- Limitation of fundings
- Justification of spending
- Info goes to funding body timely
- Time to research
- Teaching duties
The team took then Erika’s perspective and redefined the generic challenge as follow:
“How to provide and access the necessary information in the more intuitive and less time consuming manner to concentrate on scientific activities?”
Let’s explore the solutions that the teams imagined for Erika …
Prof. Heinz – Head of Institute – 53 y.o.
Since 2 years, Heinz is the head of a multidipliscinary research institute. Overall more than 500 people, including 400 researchers across 9 departments are performing world-class research and the research community in the biomedical field believe that Heinz may become Nobel prize for the work he achieved 10 years ago on K+ channels.
Nowadays, Heinz is using his brilliant mind and his large network to further develop the research institute strongly encouraging collaboration with local, regional, and global research ecosystems but also involving high level politicians and large companies to invest in research. More than 120 contracts are running concurrently spanning from large multi-yearly EU research projects to punctual bilateral collaboration with SMEs. Last year, the institute administrative and scientific board approved Heinz’s mid-term strategy centered around the cross fertilization between research in IT, physics and biology to boost the adoption of new biomechanical devices (the Iphysbiolog department). While the effects on the visibility of the institutes was immediate with an interview on Wired and on different national newspapers and TV shows, Heinz is still spending a lot of energy to convince researchers to work together on this perspective that appears to them as too applied and is also causing some recruitment concerns. He is also obliged to lobby intensively funding organizations since proposals in this field are too often crossing the boundaries of research programs.
While the institute is performing well, last year Heinz had to face several difficult situations: a 500k€ cost claim was rejected by the funding agencies since the expenses were not booked against the right project, after one year the Iphysbiolog department was under scrutiny of the national safety agency and had to align its practice to the biology department, finally a dispute with an industrial partners about the usage of some open-source (?!?) software in one of the deliverables forbidding the commercialization of the results.
While Heinz is still thrilled to develop the institute, last year problems made evident that research and innovation excellence are not (unfortunately !) the only criteria that he should dig into to insure the long term sustainability of the institute and while he surely trust the research and admin staff, he would like to have a better idea about the funding pipelines, the current staff utilization, the impact of hiring new staff or the consequence of salary increase both from a budget but also from an attrition perspective.
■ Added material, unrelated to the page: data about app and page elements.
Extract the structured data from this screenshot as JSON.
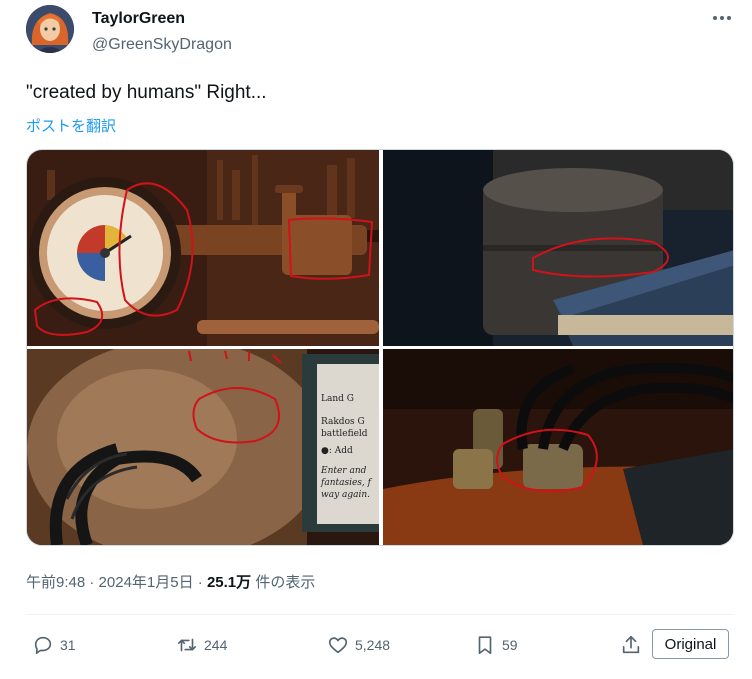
{
  "author": {
    "display_name": "TaylorGreen",
    "handle": "@GreenSkyDragon"
  },
  "tweet": {
    "text": "\"created by humans\" Right...",
    "translate_label": "ポストを翻訳"
  },
  "meta": {
    "time": "午前9:48",
    "separator1": " · ",
    "date": "2024年1月5日",
    "separator2": " · ",
    "views_count": "25.1万",
    "views_label": " 件の表示"
  },
  "actions": {
    "replies": "31",
    "reposts": "244",
    "likes": "5,248",
    "bookmarks": "59",
    "original_label": "Original"
  },
  "colors": {
    "link": "#1d9bf0",
    "secondary_text": "#536471",
    "annotation_red": "#d0121a"
  },
  "media": {
    "image3_card_lines": [
      "Land  G",
      "Rakdos G",
      "battlefield",
      "●: Add",
      "Enter and",
      "fantasies, f",
      "way again."
    ]
  }
}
All this activity of lobbying, projects and research imposed him to travel 50+% of the time and he did not count the number of ‘critical’ decisions he had to take them while at the airport. However, while at the institute, Heinz manages to dedicate every Friday afternoon to follow the seminars of young researchers from his former research department.
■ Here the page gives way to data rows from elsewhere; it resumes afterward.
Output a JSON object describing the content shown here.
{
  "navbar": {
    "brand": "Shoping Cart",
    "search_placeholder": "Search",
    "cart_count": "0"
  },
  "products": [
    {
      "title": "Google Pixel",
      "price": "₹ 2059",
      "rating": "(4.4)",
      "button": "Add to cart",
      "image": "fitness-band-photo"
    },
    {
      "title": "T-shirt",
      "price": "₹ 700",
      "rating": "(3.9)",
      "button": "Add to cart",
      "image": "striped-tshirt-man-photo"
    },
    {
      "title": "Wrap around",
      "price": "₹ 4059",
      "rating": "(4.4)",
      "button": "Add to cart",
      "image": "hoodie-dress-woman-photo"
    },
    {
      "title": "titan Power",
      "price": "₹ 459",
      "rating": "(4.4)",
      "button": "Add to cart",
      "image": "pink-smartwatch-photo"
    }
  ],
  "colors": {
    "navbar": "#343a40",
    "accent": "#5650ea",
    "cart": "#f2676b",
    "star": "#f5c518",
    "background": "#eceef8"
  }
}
Redefining the initial challenge
The interviews and the analyse of the Heinz persona enabled to get a better idea on his motivation, tasks, constraints and daily concerns. These findings are summarized bellow:
- Key Motivation
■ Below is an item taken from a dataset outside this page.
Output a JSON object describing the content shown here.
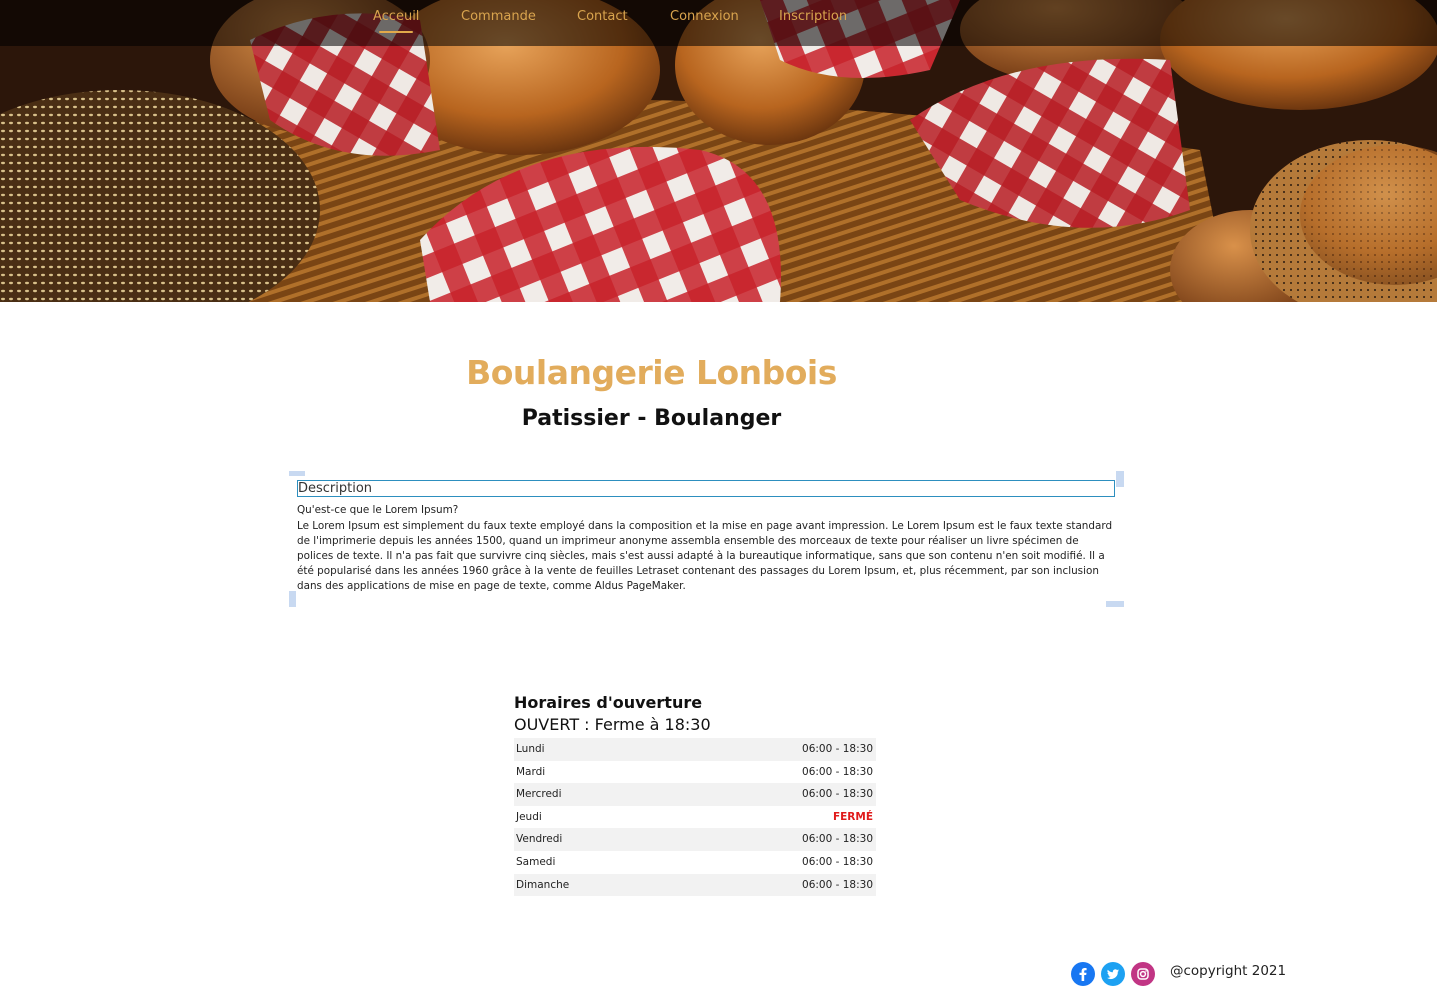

- Becoming World Class Research institution
- Excellence in University Ranking (Shanghai, ERC…)
- Core Tasks
- Strategic KPIs
- Networking Lobbying
- Reporting to the board
- Pain points
- Distance from the field / Disconnection
- Limited Time
- Researchers Resistance
- Forecast, Risks and uncertainty
- Lack of Information / Poor quality
- Legal Aspects (law, regulation, …)
- Access for information
- Money / Staffing / Infrastructure
The team took then Heinz’s perspective and redefined the generic challenge as follow:
“How to facilitate the access to accurate information and pertinent measures to take on the spot decision?”
Our next blog explores the solution that the team imagined for Erika …